"We’re delighted to be the first community in the UK to benefit from this EE initiative, and there are more villages in my parish that I know will benefit hugely from this, and they’re excited to be connected next."
Designed by Parallel Wireless, the micro network can connect communities of around 100-150 homes and businesses, across an area of half a square mile, using three or four small antenna. EE said an antenna can be installed on to any building in just a few hours, without the need for planning permission.
As Computer Weekly has reported, rural communities have struggled to get superfast broadband. New providers such as Gigaclear are building networks in areas where the larger providers struggle to justify investment.

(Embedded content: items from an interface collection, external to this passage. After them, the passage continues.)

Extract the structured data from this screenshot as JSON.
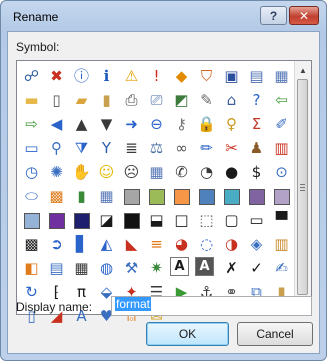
{
  "dialog": {
    "title": "Rename",
    "help_label": "?",
    "close_label": "✕"
  },
  "symbol_label": "Symbol:",
  "icons": [
    {
      "name": "org-chart-icon",
      "glyph": "☍",
      "color": "#2c5d9c"
    },
    {
      "name": "error-icon",
      "glyph": "✖",
      "color": "#c8311f"
    },
    {
      "name": "info-icon",
      "glyph": "ⓘ",
      "color": "#2a63c9"
    },
    {
      "name": "info-circle-icon",
      "glyph": "ℹ",
      "color": "#1b57b8"
    },
    {
      "name": "warning-icon",
      "glyph": "⚠",
      "color": "#e3a000"
    },
    {
      "name": "exclamation-icon",
      "glyph": "!",
      "color": "#d8261c"
    },
    {
      "name": "diamond-alert-icon",
      "glyph": "◆",
      "color": "#e38b00"
    },
    {
      "name": "shield-icon",
      "glyph": "⛉",
      "color": "#d4621b"
    },
    {
      "name": "save-icon",
      "glyph": "▣",
      "color": "#2b4f9c"
    },
    {
      "name": "save-all-icon",
      "glyph": "▤",
      "color": "#4f6fb3"
    },
    {
      "name": "multi-save-icon",
      "glyph": "▦",
      "color": "#5a7ab8"
    },
    {
      "name": "folder-icon",
      "glyph": "▬",
      "color": "#e5b84a"
    },
    {
      "name": "new-document-icon",
      "glyph": "▯",
      "color": "#555555"
    },
    {
      "name": "open-folder-icon",
      "glyph": "▰",
      "color": "#d9a53c"
    },
    {
      "name": "paste-icon",
      "glyph": "▮",
      "color": "#c9a04d"
    },
    {
      "name": "print-icon",
      "glyph": "⎙",
      "color": "#444444"
    },
    {
      "name": "print-preview-icon",
      "glyph": "⎚",
      "color": "#4a6fa5"
    },
    {
      "name": "image-icon",
      "glyph": "◩",
      "color": "#3d7a3d"
    },
    {
      "name": "edit-document-icon",
      "glyph": "✎",
      "color": "#6b6b6b"
    },
    {
      "name": "home-icon",
      "glyph": "⌂",
      "color": "#3a5fa0"
    },
    {
      "name": "help-icon",
      "glyph": "?",
      "color": "#2a63c9"
    },
    {
      "name": "back-arrow-icon",
      "glyph": "⇦",
      "color": "#3f9a35"
    },
    {
      "name": "forward-arrow-icon",
      "glyph": "⇨",
      "color": "#3f9a35"
    },
    {
      "name": "left-arrow-icon",
      "glyph": "◀",
      "color": "#2a63c9"
    },
    {
      "name": "triangle-up-icon",
      "glyph": "▲",
      "color": "#3a3a3a"
    },
    {
      "name": "triangle-down-icon",
      "glyph": "▼",
      "color": "#3a3a3a"
    },
    {
      "name": "up-arrow-circle-icon",
      "glyph": "➜",
      "color": "#2a63c9"
    },
    {
      "name": "left-arrow-circle-icon",
      "glyph": "⊖",
      "color": "#2a63c9"
    },
    {
      "name": "key-icon",
      "glyph": "⚷",
      "color": "#777777"
    },
    {
      "name": "lock-icon",
      "glyph": "🔒",
      "color": "#d6a21e"
    },
    {
      "name": "key-gold-icon",
      "glyph": "♀",
      "color": "#c99a1e"
    },
    {
      "name": "sum-icon",
      "glyph": "Σ",
      "color": "#c23a2a"
    },
    {
      "name": "pencil-icon",
      "glyph": "✐",
      "color": "#3a6fc0"
    },
    {
      "name": "window-icon",
      "glyph": "▭",
      "color": "#2a63c9"
    },
    {
      "name": "search-icon",
      "glyph": "⚲",
      "color": "#3a6fc0"
    },
    {
      "name": "filter-icon",
      "glyph": "⧩",
      "color": "#2a63c9"
    },
    {
      "name": "funnel-icon",
      "glyph": "Y",
      "color": "#2a5fb0"
    },
    {
      "name": "document-list-icon",
      "glyph": "≣",
      "color": "#3a3a3a"
    },
    {
      "name": "scales-icon",
      "glyph": "⚖",
      "color": "#4a6fa5"
    },
    {
      "name": "link-icon",
      "glyph": "∞",
      "color": "#555555"
    },
    {
      "name": "edit-icon",
      "glyph": "✏",
      "color": "#2a63c9"
    },
    {
      "name": "cut-icon",
      "glyph": "✂",
      "color": "#c8311f"
    },
    {
      "name": "user-icon",
      "glyph": "♟",
      "color": "#8a5a2a"
    },
    {
      "name": "calendar-icon",
      "glyph": "▥",
      "color": "#c8311f"
    },
    {
      "name": "clock-icon",
      "glyph": "◷",
      "color": "#2a63c9"
    },
    {
      "name": "sparkle-icon",
      "glyph": "✺",
      "color": "#3a6fc0"
    },
    {
      "name": "hand-icon",
      "glyph": "✋",
      "color": "#c98a4a"
    },
    {
      "name": "smiley-icon",
      "glyph": "☺",
      "color": "#e6b800"
    },
    {
      "name": "sad-face-icon",
      "glyph": "☹",
      "color": "#3a3a3a"
    },
    {
      "name": "table-icon",
      "glyph": "▦",
      "color": "#5a7ab8"
    },
    {
      "name": "phone-icon",
      "glyph": "✆",
      "color": "#3a3a3a"
    },
    {
      "name": "pie-chart-icon",
      "glyph": "◔",
      "color": "#3a3a3a"
    },
    {
      "name": "disc-icon",
      "glyph": "●",
      "color": "#1a1a1a"
    },
    {
      "name": "dollar-icon",
      "glyph": "$",
      "color": "#1a1a1a"
    },
    {
      "name": "eye-icon",
      "glyph": "⊙",
      "color": "#3a6fc0"
    },
    {
      "name": "lens-icon",
      "glyph": "⬭",
      "color": "#3a6fc0"
    },
    {
      "name": "color-grid-icon",
      "glyph": "▩",
      "color": "#e07b1a"
    },
    {
      "name": "bar-chart-icon",
      "glyph": "▮",
      "color": "#3a8a3a"
    },
    {
      "name": "chart-grid-icon",
      "glyph": "▦",
      "color": "#5a7ab8"
    },
    {
      "name": "gray-swatch-icon",
      "swatch": "#a6a6a6"
    },
    {
      "name": "green-swatch-icon",
      "swatch": "#9bbb59"
    },
    {
      "name": "orange-swatch-icon",
      "swatch": "#f79646"
    },
    {
      "name": "blue-swatch-icon",
      "swatch": "#4f81bd"
    },
    {
      "name": "teal-swatch-icon",
      "swatch": "#4bacc6"
    },
    {
      "name": "purple-swatch-icon",
      "swatch": "#8064a2"
    },
    {
      "name": "lavender-swatch-icon",
      "swatch": "#b3a2c7"
    },
    {
      "name": "light-blue-swatch-icon",
      "swatch": "#95b3d7"
    },
    {
      "name": "violet-swatch-icon",
      "swatch": "#7030a0"
    },
    {
      "name": "navy-swatch-icon",
      "swatch": "#1f1f6f"
    },
    {
      "name": "split-swatch-icon",
      "glyph": "◪",
      "color": "#1a1a1a"
    },
    {
      "name": "black-swatch-icon",
      "swatch": "#111111"
    },
    {
      "name": "half-box-icon",
      "glyph": "⬓",
      "color": "#1a1a1a"
    },
    {
      "name": "outline-box-icon",
      "glyph": "□",
      "color": "#1a1a1a"
    },
    {
      "name": "dotted-box-icon",
      "glyph": "⬚",
      "color": "#555555"
    },
    {
      "name": "empty-box-icon",
      "glyph": "▢",
      "color": "#1a1a1a"
    },
    {
      "name": "bar-box-icon",
      "glyph": "▭",
      "color": "#1a1a1a"
    },
    {
      "name": "header-box-icon",
      "glyph": "▀",
      "color": "#1a1a1a"
    },
    {
      "name": "checker-icon",
      "glyph": "▩",
      "color": "#1a1a1a"
    },
    {
      "name": "arrow-circle-icon",
      "glyph": "➲",
      "color": "#2a63c9"
    },
    {
      "name": "column-chart-icon",
      "glyph": "▋",
      "color": "#2a63c9"
    },
    {
      "name": "drop-icon",
      "glyph": "◭",
      "color": "#2a63c9"
    },
    {
      "name": "mountain-chart-icon",
      "glyph": "◣",
      "color": "#c8311f"
    },
    {
      "name": "layers-icon",
      "glyph": "≡",
      "color": "#e07b1a"
    },
    {
      "name": "donut-chart-icon",
      "glyph": "◕",
      "color": "#c8311f"
    },
    {
      "name": "ring-chart-icon",
      "glyph": "◌",
      "color": "#2a63c9"
    },
    {
      "name": "piechart-icon",
      "glyph": "◑",
      "color": "#c8311f"
    },
    {
      "name": "stack-icon",
      "glyph": "◈",
      "color": "#3a6fc0"
    },
    {
      "name": "book-icon",
      "glyph": "▥",
      "color": "#c98a2a"
    },
    {
      "name": "cube-icon",
      "glyph": "◧",
      "color": "#e07b1a"
    },
    {
      "name": "form-icon",
      "glyph": "▤",
      "color": "#3a6fc0"
    },
    {
      "name": "calendar-grid-icon",
      "glyph": "▦",
      "color": "#3a3a3a"
    },
    {
      "name": "globe-icon",
      "glyph": "◍",
      "color": "#2a63c9"
    },
    {
      "name": "wrench-icon",
      "glyph": "⚒",
      "color": "#3a6fc0"
    },
    {
      "name": "star-burst-icon",
      "glyph": "✷",
      "color": "#3a8a3a"
    },
    {
      "name": "text-a-icon",
      "glyph": "A",
      "color": "#1a1a1a"
    },
    {
      "name": "bold-a-icon",
      "glyph": "A",
      "color": "#1a1a1a"
    },
    {
      "name": "x-mark-icon",
      "glyph": "✗",
      "color": "#1a1a1a"
    },
    {
      "name": "checkmark-icon",
      "glyph": "✓",
      "color": "#1a1a1a"
    },
    {
      "name": "chart-edit-icon",
      "glyph": "✍",
      "color": "#3a6fc0"
    },
    {
      "name": "refresh-icon",
      "glyph": "↻",
      "color": "#2a63c9"
    },
    {
      "name": "bracket-icon",
      "glyph": "⁅",
      "color": "#1a1a1a"
    },
    {
      "name": "pi-icon",
      "glyph": "π",
      "color": "#1a1a1a"
    },
    {
      "name": "paint-bucket-icon",
      "glyph": "⬙",
      "color": "#3a6fc0"
    },
    {
      "name": "wand-icon",
      "glyph": "✦",
      "color": "#c8311f"
    },
    {
      "name": "list-icon",
      "glyph": "☰",
      "color": "#3a3a3a"
    },
    {
      "name": "play-icon",
      "glyph": "▶",
      "color": "#3a9a35"
    },
    {
      "name": "anchor-icon",
      "glyph": "⚓",
      "color": "#3a3a3a"
    },
    {
      "name": "binoculars-icon",
      "glyph": "⚭",
      "color": "#555555"
    },
    {
      "name": "document-stack-icon",
      "glyph": "⧉",
      "color": "#3a6fc0"
    },
    {
      "name": "clipboard-icon",
      "glyph": "▮",
      "color": "#c9a04d"
    },
    {
      "name": "page-icon",
      "glyph": "▯",
      "color": "#3a6fc0"
    },
    {
      "name": "eraser-icon",
      "glyph": "◢",
      "color": "#c8311f"
    },
    {
      "name": "font-color-icon",
      "glyph": "A",
      "color": "#3a6fc0"
    },
    {
      "name": "heart-icon",
      "glyph": "♥",
      "color": "#3a6fc0"
    },
    {
      "name": "warning-bell-icon",
      "glyph": "⍝",
      "color": "#e07b1a"
    },
    {
      "name": "mail-icon",
      "glyph": "✉",
      "color": "#d6a21e"
    }
  ],
  "display_name": {
    "label": "Display name:",
    "value": "format"
  },
  "buttons": {
    "ok": "OK",
    "cancel": "Cancel"
  }
}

The fibre-to-the-premises (FTTP) provider recently rolled out superfast broadband to the villages of Beckley, Ellsfield, Horton-cum-Studley, Noke, Stanton St John and Woodeaton, outside Oxford.
Last month Network Rail applied to regulator Ofcom to extend its electronic communications network and system of conduits, to improve mobile connectivity along the rail corridor and offer wholesale services to other telecom operators.